Study provides more accurate estimates of genetic breast, ovarian cancer risk

A large new study provides more accurate estimates of the risk of developing breast and ovarian cancer for those genetically predisposed to the disease.

The University of Cambridge study published in JAMA recruited 10,000 cancer-free women who carry a BRCA1 or BRCA2 mutation, which are linked to developing cancer.

The study followed the women over a period of time, noting who developed cancer and who did not, to better assess the actual cancer risks associated with the gene mutations.

Researchers say the findings should help doctors give better advice and treatment options, and a local genetic counselor agrees.

“The more information we have the better we can understand the world of genetics,” said Becky Pabst, a genetic counselor at Gundersen Health System. “It’s just additional information that can help us treat or manage patients, hopefully in a better way.”

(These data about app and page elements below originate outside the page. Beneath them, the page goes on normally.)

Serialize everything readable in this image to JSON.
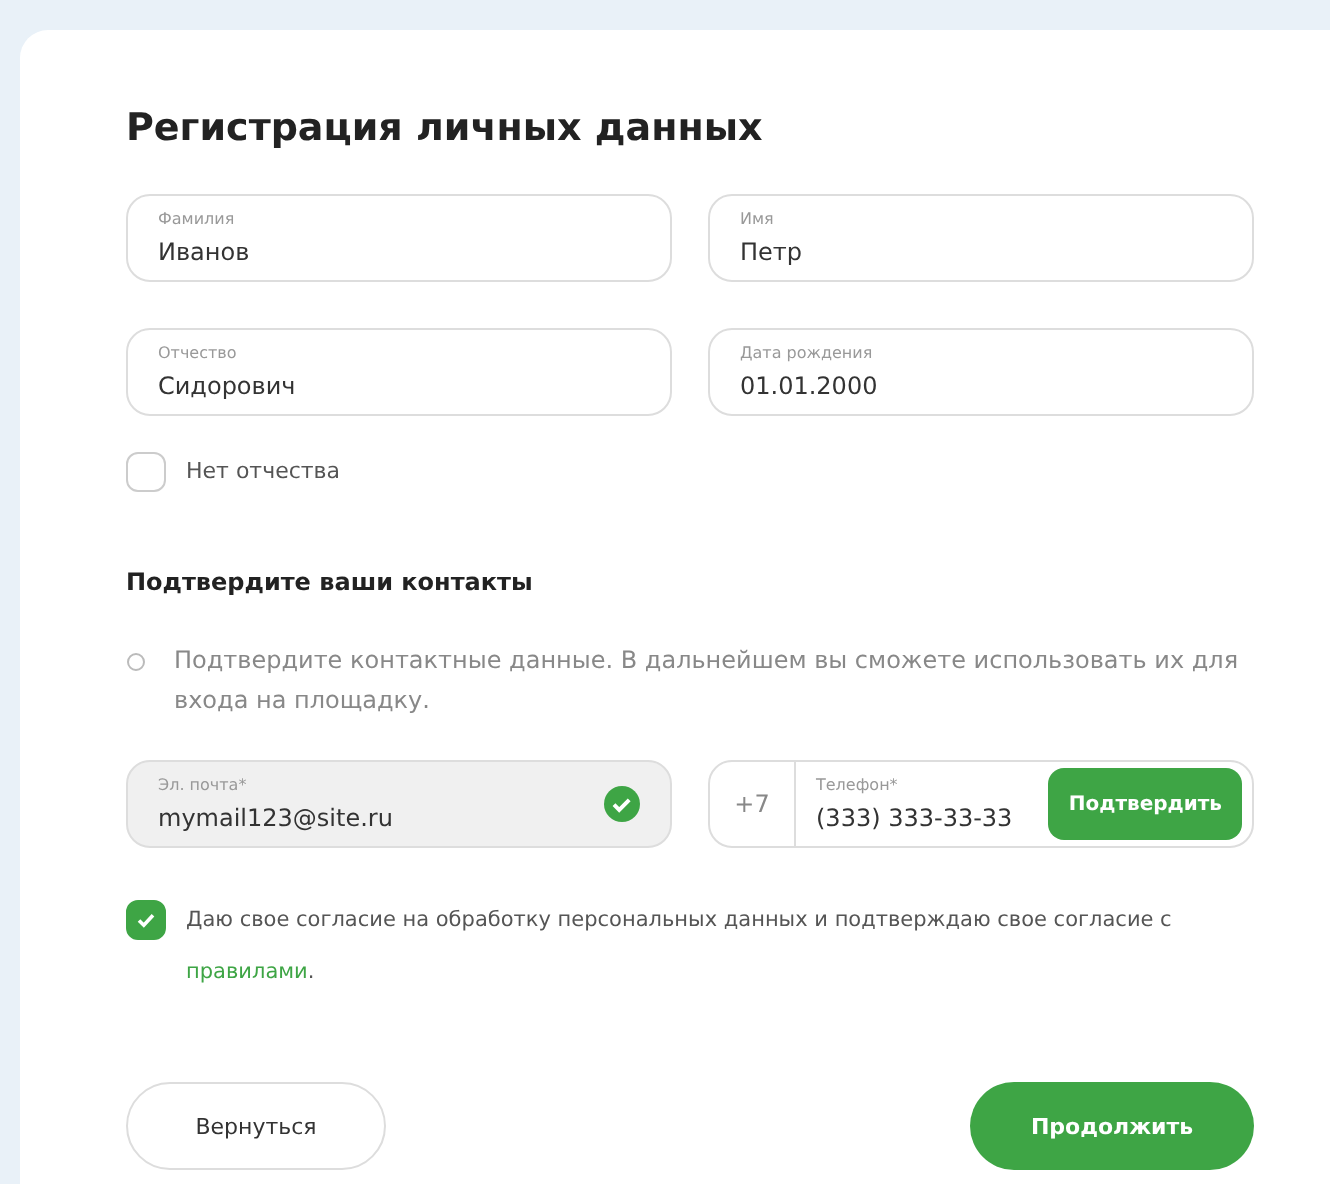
{
  "title": "Регистрация личных данных",
  "fields": [
    {
      "label": "Фамилия",
      "value": "Иванов"
    },
    {
      "label": "Имя",
      "value": "Петр"
    },
    {
      "label": "Отчество",
      "value": "Сидорович"
    },
    {
      "label": "Дата рождения",
      "value": "01.01.2000"
    }
  ],
  "no_patronymic": {
    "label": "Нет отчества",
    "checked": false
  },
  "contacts": {
    "heading": "Подтвердите ваши контакты",
    "info": "Подтвердите контактные данные. В дальнейшем вы сможете использовать их для входа на площадку.",
    "email": {
      "label": "Эл. почта*",
      "value": "mymail123@site.ru",
      "verified": true
    },
    "phone": {
      "prefix": "+7",
      "label": "Телефон*",
      "value": "(333) 333-33-33",
      "button": "Подтвердить"
    }
  },
  "consent": {
    "checked": true,
    "text": "Даю свое согласие на обработку персональных данных и подтверждаю свое согласие с",
    "link": "правилами",
    "tail": "."
  },
  "buttons": {
    "back": "Вернуться",
    "next": "Продолжить"
  }
}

Among more specific age-related findings, the study found the risk of breast cancer before age 80 is 72 percent for those carrying a faulty BRCA1 gene and 69 percent for women with a mutated BRCA2 gene.